**ACTION ITEM**
What lines of the data include the string "програмою"? Copy them all.

Element data from apps and pages:
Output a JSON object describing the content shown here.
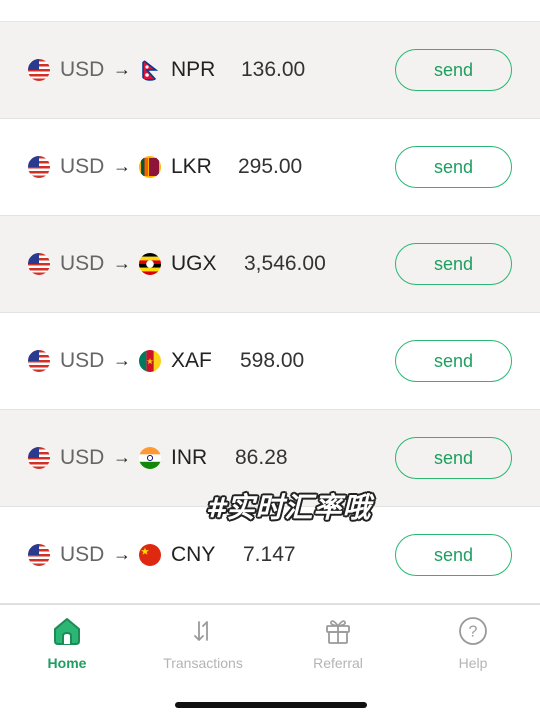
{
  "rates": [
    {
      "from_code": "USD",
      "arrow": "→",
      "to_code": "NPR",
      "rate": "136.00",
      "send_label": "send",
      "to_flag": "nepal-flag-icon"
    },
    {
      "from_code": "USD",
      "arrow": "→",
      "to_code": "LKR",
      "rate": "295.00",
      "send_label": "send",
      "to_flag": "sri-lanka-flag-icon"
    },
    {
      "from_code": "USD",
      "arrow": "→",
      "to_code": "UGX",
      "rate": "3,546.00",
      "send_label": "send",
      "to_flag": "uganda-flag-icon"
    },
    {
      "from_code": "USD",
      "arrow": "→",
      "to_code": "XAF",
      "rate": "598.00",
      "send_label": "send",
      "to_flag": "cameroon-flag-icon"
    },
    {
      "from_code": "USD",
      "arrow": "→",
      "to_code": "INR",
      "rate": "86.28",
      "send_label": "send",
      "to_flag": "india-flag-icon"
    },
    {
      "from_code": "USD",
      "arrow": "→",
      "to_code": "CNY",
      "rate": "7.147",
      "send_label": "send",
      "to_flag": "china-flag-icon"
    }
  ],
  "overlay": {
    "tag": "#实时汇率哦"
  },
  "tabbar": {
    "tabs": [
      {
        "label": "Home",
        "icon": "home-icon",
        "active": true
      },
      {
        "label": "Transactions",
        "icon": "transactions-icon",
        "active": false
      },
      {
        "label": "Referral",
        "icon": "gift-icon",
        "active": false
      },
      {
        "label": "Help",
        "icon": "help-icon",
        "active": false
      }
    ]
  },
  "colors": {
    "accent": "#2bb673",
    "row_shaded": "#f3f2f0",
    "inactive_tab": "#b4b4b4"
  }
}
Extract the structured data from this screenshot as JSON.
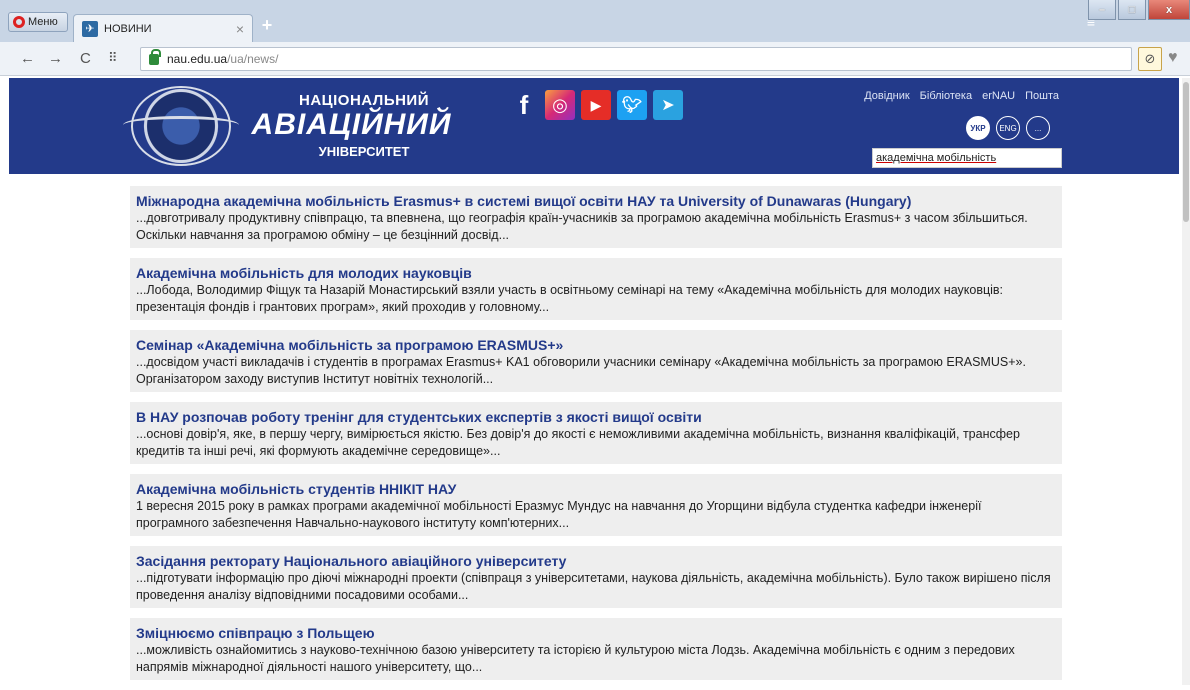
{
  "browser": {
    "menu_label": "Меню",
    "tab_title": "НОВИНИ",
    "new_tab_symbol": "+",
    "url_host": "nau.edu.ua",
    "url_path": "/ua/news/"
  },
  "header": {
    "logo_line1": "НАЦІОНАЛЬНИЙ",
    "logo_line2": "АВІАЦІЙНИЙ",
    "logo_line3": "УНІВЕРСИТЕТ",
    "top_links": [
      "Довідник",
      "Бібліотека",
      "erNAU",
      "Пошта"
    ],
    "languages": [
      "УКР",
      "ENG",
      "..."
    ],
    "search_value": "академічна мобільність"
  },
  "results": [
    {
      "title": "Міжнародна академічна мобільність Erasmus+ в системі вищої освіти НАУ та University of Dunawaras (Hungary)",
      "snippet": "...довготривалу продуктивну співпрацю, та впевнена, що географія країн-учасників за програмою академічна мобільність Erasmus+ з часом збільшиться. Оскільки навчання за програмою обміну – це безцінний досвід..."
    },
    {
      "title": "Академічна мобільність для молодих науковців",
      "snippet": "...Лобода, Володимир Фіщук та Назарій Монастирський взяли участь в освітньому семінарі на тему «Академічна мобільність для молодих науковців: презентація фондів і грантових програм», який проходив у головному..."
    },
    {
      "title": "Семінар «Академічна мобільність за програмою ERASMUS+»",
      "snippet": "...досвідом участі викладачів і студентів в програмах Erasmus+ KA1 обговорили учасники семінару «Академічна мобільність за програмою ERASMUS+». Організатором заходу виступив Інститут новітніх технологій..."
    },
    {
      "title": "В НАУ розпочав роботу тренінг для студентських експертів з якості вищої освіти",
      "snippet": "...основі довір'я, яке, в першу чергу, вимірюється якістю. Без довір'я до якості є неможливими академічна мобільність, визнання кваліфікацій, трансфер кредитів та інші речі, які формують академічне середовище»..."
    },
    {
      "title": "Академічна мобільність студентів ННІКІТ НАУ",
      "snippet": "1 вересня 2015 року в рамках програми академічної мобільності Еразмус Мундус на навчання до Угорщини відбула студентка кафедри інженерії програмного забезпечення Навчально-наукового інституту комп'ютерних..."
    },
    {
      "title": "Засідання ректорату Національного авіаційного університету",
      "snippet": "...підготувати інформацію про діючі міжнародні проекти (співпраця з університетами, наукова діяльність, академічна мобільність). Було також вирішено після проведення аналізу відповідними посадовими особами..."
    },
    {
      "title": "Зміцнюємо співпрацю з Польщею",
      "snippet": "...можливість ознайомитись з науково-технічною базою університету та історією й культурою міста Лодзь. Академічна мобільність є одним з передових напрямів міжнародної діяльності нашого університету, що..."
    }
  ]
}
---
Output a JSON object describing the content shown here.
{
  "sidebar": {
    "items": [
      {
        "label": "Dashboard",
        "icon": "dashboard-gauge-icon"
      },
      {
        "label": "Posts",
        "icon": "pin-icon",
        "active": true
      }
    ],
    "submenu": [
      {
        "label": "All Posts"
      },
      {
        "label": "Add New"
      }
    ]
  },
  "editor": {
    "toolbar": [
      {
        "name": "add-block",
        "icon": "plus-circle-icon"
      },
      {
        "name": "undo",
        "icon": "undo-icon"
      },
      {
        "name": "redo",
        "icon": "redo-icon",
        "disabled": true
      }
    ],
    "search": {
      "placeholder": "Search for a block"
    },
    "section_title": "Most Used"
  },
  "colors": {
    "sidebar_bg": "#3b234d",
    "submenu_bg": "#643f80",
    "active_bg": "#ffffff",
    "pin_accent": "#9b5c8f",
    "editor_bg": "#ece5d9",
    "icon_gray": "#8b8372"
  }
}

**PROBLEM SOLUTION**
      "snippet": "...довготривалу продуктивну співпрацю, та впевнена, що географія країн-учасників за програмою академічна мобільність Erasmus+ з часом збільшиться. Оскільки навчання за програмою обміну – це безцінний досвід..."
      "title": "Семінар «Академічна мобільність за програмою ERASMUS+»",
      "snippet": "...досвідом участі викладачів і студентів в програмах Erasmus+ KA1 обговорили учасники семінару «Академічна мобільність за програмою ERASMUS+». Організатором заходу виступив Інститут новітніх технологій..."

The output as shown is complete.